WORK ORDER
Should an entry contain an image, leave the image out and repeat the entry's text exactly.

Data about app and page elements
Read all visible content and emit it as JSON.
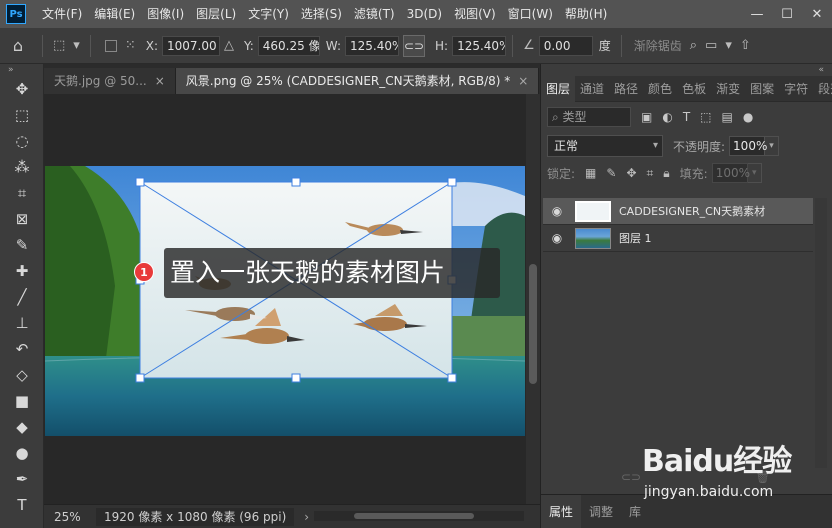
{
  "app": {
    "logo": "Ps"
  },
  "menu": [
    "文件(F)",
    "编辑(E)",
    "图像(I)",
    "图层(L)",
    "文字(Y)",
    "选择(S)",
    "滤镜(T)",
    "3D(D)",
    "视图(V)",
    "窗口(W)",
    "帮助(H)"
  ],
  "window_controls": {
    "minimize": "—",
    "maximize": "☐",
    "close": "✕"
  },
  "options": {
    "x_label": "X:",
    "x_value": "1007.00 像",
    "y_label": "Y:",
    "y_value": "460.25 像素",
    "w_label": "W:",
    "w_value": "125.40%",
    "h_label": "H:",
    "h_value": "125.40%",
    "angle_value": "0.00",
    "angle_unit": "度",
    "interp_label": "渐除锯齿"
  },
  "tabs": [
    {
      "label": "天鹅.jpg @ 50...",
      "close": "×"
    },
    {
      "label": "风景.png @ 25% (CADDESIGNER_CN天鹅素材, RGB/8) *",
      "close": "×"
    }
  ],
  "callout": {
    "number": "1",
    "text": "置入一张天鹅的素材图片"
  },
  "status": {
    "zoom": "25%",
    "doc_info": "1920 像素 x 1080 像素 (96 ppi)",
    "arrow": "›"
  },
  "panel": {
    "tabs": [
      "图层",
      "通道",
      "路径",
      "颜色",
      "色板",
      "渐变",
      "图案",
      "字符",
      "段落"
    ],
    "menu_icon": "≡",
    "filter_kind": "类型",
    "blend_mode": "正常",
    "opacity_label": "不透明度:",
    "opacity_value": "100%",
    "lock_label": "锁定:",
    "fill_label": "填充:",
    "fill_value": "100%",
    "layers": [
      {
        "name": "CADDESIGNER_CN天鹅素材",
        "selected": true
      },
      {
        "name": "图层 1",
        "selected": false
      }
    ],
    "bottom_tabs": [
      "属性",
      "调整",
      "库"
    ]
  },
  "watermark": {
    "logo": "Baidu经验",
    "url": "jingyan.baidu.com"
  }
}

EXERCISE RESULT
Read all visible content and emit it as JSON.
{
  "app": {
    "logo": "Ps"
  },
  "menu": [
    "文件(F)",
    "编辑(E)",
    "图像(I)",
    "图层(L)",
    "文字(Y)",
    "选择(S)",
    "滤镜(T)",
    "3D(D)",
    "视图(V)",
    "窗口(W)",
    "帮助(H)"
  ],
  "window_controls": {
    "minimize": "—",
    "maximize": "☐",
    "close": "✕"
  },
  "options": {
    "x_label": "X:",
    "x_value": "1007.00 像",
    "y_label": "Y:",
    "y_value": "460.25 像素",
    "w_label": "W:",
    "w_value": "125.40%",
    "h_label": "H:",
    "h_value": "125.40%",
    "angle_value": "0.00",
    "angle_unit": "度",
    "interp_label": "渐除锯齿"
  },
  "tabs": [
    {
      "label": "天鹅.jpg @ 50...",
      "close": "×"
    },
    {
      "label": "风景.png @ 25% (CADDESIGNER_CN天鹅素材, RGB/8) *",
      "close": "×"
    }
  ],
  "callout": {
    "number": "1",
    "text": "置入一张天鹅的素材图片"
  },
  "status": {
    "zoom": "25%",
    "doc_info": "1920 像素 x 1080 像素 (96 ppi)",
    "arrow": "›"
  },
  "panel": {
    "tabs": [
      "图层",
      "通道",
      "路径",
      "颜色",
      "色板",
      "渐变",
      "图案",
      "字符",
      "段落"
    ],
    "menu_icon": "≡",
    "filter_kind": "类型",
    "blend_mode": "正常",
    "opacity_label": "不透明度:",
    "opacity_value": "100%",
    "lock_label": "锁定:",
    "fill_label": "填充:",
    "fill_value": "100%",
    "layers": [
      {
        "name": "CADDESIGNER_CN天鹅素材",
        "selected": true
      },
      {
        "name": "图层 1",
        "selected": false
      }
    ],
    "bottom_tabs": [
      "属性",
      "调整",
      "库"
    ]
  },
  "watermark": {
    "logo": "Baidu经验",
    "url": "jingyan.baidu.com"
  }
}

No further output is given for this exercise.